PROBLEM REQUIREMENTS: Every line with the word "kworker" in it should be extracted from the data that follows.
═════ INFORMATION GIVEN
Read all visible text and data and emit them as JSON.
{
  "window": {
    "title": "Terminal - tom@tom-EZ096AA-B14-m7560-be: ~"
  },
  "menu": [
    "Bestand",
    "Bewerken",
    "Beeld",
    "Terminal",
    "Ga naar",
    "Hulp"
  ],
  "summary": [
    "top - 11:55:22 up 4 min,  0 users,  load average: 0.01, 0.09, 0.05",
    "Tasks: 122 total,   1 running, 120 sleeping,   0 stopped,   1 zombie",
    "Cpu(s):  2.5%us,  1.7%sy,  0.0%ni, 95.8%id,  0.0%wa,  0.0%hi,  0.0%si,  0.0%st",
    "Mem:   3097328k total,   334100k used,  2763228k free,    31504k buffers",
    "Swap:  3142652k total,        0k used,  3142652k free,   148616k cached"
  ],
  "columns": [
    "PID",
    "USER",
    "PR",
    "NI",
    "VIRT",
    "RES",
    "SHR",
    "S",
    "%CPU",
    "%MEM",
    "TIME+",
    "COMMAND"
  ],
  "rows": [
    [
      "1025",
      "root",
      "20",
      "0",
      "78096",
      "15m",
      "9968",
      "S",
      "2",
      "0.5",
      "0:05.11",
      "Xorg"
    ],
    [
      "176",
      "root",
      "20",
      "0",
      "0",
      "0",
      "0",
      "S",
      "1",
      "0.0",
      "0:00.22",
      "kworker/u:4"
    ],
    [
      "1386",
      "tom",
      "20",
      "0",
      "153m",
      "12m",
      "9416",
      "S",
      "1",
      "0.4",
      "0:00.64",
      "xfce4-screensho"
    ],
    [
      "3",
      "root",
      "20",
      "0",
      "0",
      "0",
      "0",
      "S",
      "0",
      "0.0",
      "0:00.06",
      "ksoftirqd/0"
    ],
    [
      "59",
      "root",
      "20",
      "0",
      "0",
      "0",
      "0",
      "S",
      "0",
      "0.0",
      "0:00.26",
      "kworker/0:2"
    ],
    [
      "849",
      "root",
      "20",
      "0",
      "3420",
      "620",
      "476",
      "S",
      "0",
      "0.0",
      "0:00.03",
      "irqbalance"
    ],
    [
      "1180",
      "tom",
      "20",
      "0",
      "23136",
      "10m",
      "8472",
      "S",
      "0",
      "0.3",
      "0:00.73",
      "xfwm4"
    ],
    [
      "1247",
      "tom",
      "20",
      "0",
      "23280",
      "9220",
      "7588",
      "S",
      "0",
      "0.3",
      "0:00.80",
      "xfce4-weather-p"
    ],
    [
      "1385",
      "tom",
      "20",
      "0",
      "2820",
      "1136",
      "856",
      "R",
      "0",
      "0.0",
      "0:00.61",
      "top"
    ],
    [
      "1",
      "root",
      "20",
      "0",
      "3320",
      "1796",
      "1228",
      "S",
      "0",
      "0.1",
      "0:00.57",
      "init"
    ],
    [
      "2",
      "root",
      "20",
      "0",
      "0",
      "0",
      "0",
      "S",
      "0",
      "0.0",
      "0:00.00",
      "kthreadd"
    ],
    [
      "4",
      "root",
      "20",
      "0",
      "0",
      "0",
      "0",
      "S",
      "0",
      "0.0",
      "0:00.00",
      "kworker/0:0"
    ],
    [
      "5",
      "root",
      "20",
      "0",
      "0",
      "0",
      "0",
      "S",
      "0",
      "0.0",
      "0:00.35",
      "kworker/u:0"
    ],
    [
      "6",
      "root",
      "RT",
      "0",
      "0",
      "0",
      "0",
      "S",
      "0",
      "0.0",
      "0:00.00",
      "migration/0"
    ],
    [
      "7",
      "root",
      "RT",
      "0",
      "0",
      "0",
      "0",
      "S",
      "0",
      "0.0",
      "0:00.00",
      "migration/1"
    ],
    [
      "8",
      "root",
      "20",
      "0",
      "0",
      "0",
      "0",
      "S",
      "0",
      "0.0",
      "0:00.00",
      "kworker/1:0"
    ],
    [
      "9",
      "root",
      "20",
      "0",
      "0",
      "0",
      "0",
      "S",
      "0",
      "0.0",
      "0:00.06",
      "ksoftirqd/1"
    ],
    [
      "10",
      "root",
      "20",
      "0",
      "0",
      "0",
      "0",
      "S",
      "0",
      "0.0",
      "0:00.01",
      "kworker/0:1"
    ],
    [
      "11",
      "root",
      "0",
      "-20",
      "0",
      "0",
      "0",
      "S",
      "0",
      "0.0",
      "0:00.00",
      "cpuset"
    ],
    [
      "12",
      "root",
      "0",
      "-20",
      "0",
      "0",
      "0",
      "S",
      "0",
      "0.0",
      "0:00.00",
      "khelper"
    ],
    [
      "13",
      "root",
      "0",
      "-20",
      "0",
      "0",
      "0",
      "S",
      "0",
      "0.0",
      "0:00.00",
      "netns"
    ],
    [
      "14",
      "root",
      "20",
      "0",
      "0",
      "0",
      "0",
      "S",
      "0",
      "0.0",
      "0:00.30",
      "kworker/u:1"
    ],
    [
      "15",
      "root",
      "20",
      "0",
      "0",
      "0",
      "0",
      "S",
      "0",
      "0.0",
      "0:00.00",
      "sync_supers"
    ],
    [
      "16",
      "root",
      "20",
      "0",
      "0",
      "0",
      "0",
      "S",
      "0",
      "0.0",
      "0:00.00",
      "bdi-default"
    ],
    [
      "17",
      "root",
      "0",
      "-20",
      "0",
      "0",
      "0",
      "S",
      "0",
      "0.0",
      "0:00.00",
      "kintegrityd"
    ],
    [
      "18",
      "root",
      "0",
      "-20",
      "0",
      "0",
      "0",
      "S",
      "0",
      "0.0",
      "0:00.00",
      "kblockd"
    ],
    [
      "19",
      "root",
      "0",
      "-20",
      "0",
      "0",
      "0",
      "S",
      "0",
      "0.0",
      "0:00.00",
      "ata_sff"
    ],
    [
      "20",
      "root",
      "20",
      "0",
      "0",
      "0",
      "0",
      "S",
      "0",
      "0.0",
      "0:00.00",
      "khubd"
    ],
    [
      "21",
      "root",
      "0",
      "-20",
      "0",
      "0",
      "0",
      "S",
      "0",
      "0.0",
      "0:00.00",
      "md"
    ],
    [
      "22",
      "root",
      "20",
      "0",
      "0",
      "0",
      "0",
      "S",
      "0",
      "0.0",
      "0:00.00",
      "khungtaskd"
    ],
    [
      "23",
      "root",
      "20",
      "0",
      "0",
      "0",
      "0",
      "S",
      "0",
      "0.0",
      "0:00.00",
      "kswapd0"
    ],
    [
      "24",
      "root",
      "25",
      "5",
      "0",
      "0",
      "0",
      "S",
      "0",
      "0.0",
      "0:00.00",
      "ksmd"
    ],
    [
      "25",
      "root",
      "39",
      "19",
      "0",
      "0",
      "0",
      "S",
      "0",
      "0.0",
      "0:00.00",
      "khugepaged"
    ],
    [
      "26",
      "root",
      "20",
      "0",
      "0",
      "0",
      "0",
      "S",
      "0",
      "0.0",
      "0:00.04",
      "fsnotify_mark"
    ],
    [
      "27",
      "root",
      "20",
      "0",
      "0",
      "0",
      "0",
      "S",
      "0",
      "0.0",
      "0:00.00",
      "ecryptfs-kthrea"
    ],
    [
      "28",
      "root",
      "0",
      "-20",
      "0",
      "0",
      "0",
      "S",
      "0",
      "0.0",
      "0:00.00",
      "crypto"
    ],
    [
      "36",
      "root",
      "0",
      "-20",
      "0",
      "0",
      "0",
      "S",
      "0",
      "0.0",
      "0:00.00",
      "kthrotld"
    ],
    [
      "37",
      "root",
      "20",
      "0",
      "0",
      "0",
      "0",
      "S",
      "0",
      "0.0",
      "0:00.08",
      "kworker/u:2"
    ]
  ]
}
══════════
SOLUTION TO THIS PROBLEM:
      "kworker/u:4"
      "kworker/0:2"
      "kworker/0:0"
      "kworker/u:0"
      "kworker/1:0"
      "kworker/0:1"
      "kworker/u:1"
      "kworker/u:2"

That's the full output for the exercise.